We’ve all heard the stories of a fireman rushing into a burning building and soldiers attacking machine gun nests because so much is made of their bravery, and rightly so. Many of those fortunate enough to survive these unselfish acts of bravery have medals pinned to their chests and newspaper headlines proclaiming their exploits. Unfortunately their bravery is often soon forgotten and the medals that are not framed and hung on the wall are stored at the bottom of sock drawers and the newspaper headlines carpet the bottom of bird cages or start warm fires on cold nights. Sadly our minds are so filled with work, health concerns, relationships, daily chores that need doing, more passwords than used during the entire Second World War and financial worries that our attention span is short and our heroes are buried once again.
In the movie ‘The Sixth Sense’ child actor Haley Joel Osment turned to Bruce Willis and whispered,” I see dead people.”
Thankfully I don’t see dead people everywhere because that would scare the hell out of me – I do, however, see heroes everywhere and that emboldens me.
I see heroes in the friends and relations suffering in silence and doing all they can to show a brave face while putting up a valiant fight against cancer and other deadly diseases.
I see heroes in the mothers and fathers who are so busy doing all they can to guarantee a good life for their children that they pay little attention to the great sacrifices they are making in their own lives.
I see heroes in the children who never stop loving, appreciating, and caring for their parents even when their parents are no longer capable of caring for them.
I see heroes in the many good police officers who continue to put their lives on the line even after being maligned and spat upon due to the actions of the few bad officers who slip through the screening process.
I see heroes in the ambulance drivers who put their personal pain aside to treat the pain of others.
I see heroes in all those who find the strength and courage to go on even after they have lost limbs, eyesight, hearing, control over their bodies and control over their minds and the many happy memories stored there.

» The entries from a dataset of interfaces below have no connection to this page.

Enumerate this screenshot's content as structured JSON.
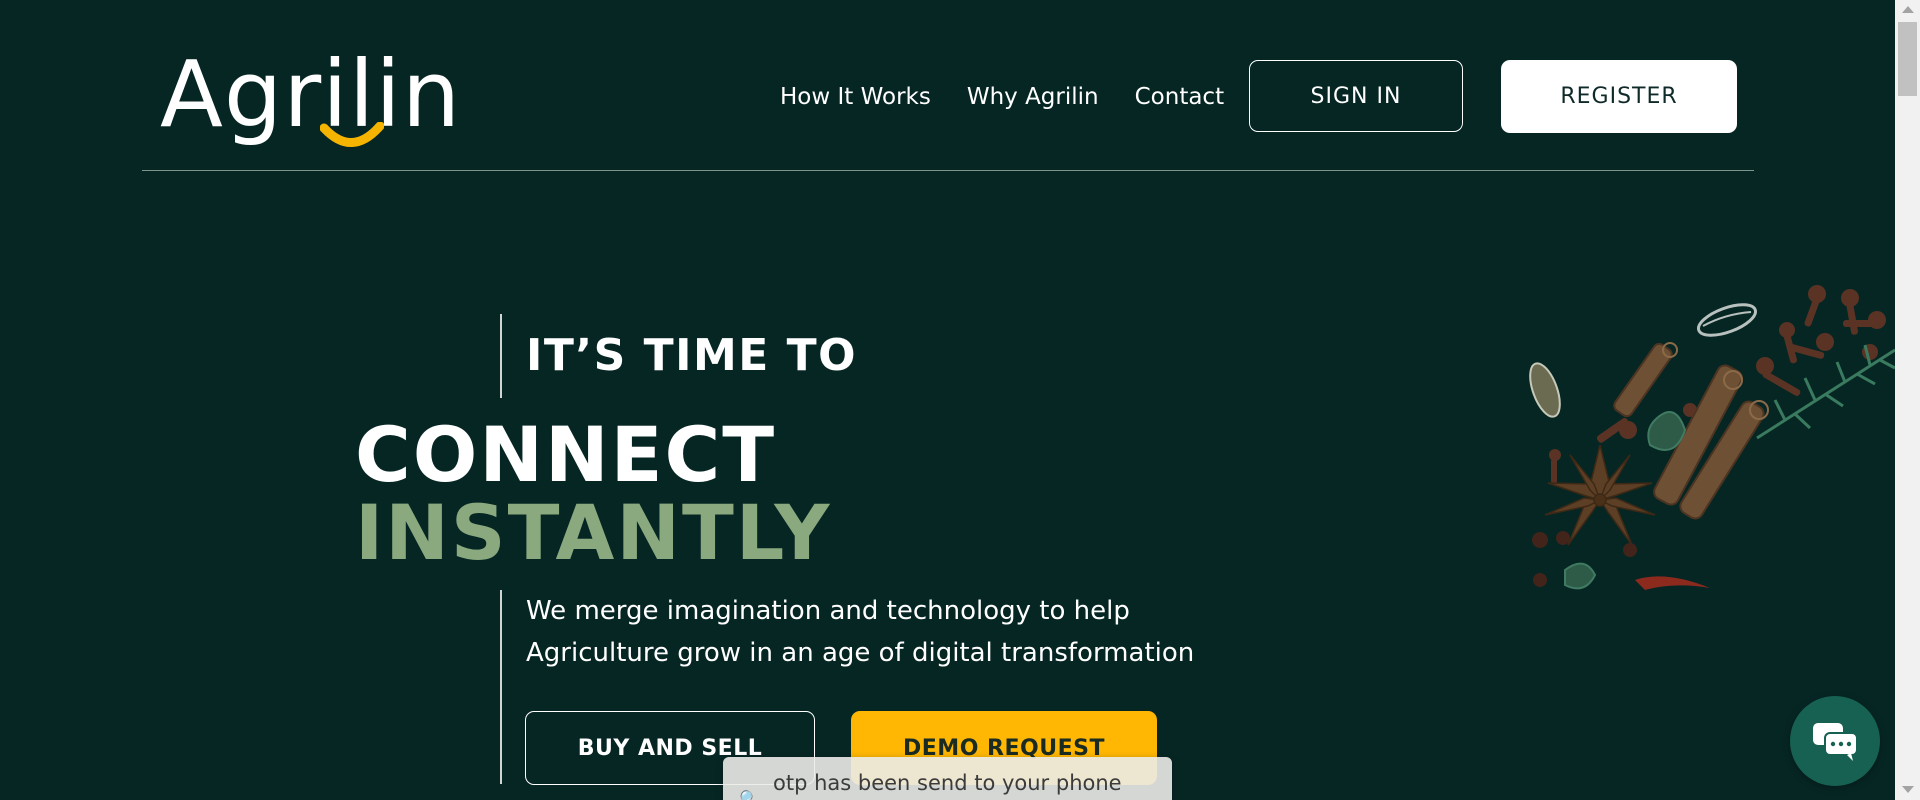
{
  "header": {
    "logo_text": "Agrilin",
    "nav": [
      {
        "label": "How It Works"
      },
      {
        "label": "Why Agrilin"
      },
      {
        "label": "Contact"
      }
    ],
    "sign_in_label": "SIGN IN",
    "register_label": "REGISTER"
  },
  "hero": {
    "kicker": "IT’S TIME TO",
    "headline_line1": "CONNECT",
    "headline_line2": "INSTANTLY",
    "description_line1": "We merge imagination and technology to help",
    "description_line2": "Agriculture grow in an age of digital transformation",
    "buy_sell_label": "BUY AND SELL",
    "demo_label": "DEMO REQUEST"
  },
  "toast": {
    "message": "otp has been send to your phone"
  },
  "colors": {
    "background": "#062624",
    "accent_green": "#8aa97f",
    "accent_yellow": "#ffb703",
    "chat_green": "#166152"
  },
  "icons": {
    "logo_smile": "smile-arc-icon",
    "chat": "chat-bubble-icon",
    "spices": "spices-illustration"
  }
}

I see heroes in the nurses, doctors, teachers, volunteers, farm workers, factory workers, truck drivers, soldiers and the many philanthropists who have shown by their actions that empathy is not just a fancy word to them.

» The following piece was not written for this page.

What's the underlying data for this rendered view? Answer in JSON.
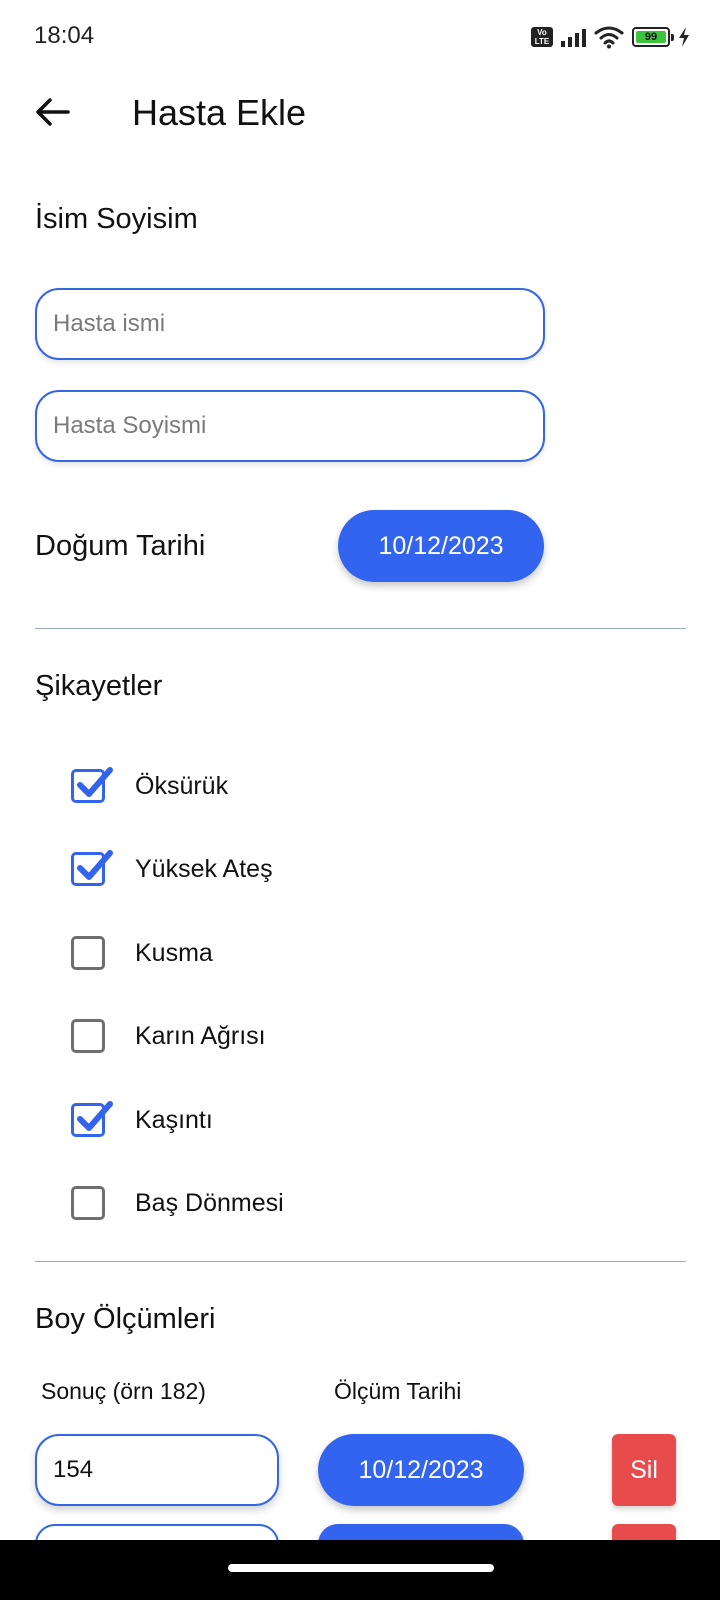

Unlike valiant officers Eric Talley and Brian Sicknick (the officer who died defending the Capitol building) these unsung heroes will never be laid out in honour with those in power parading before their remains. They will probably never be presented with medals nor have their names heralded in newspaper headlines. But they are heroes none the less. I’m sure officers Eric Talley and Brian Sicknick would agree with me on this point.
Armistice Day is the day chosen for honoring our war dead.

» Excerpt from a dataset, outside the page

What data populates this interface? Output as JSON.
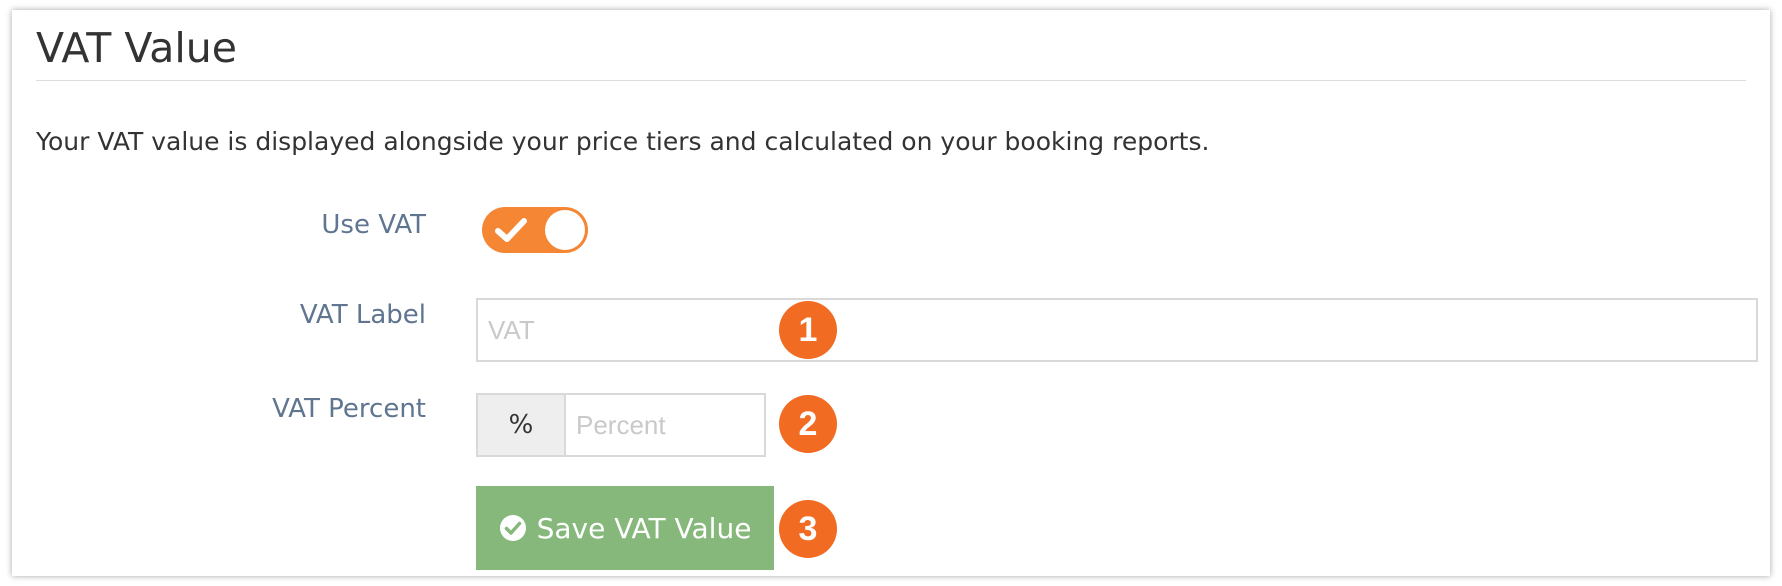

Maybe, just maybe, we should consider having an Unsung Heroes’ Day where we take the time to remember, appreciate, and celebrate all the wonderful unsung heroes who fill our lives.
All those wonderful heroes who give more than they take and do all they can to make this world of ours a better place to live in.
As I wrote this letter I overheard the sad news that Capitol Police officer William 'Billy' Evans was murdered while simply doing his job. In the words of Pete Seeger from his beautiful song, ‘Where Have all the Flowers Gone?’ I ask my American neighbours, “When will you ever learn?”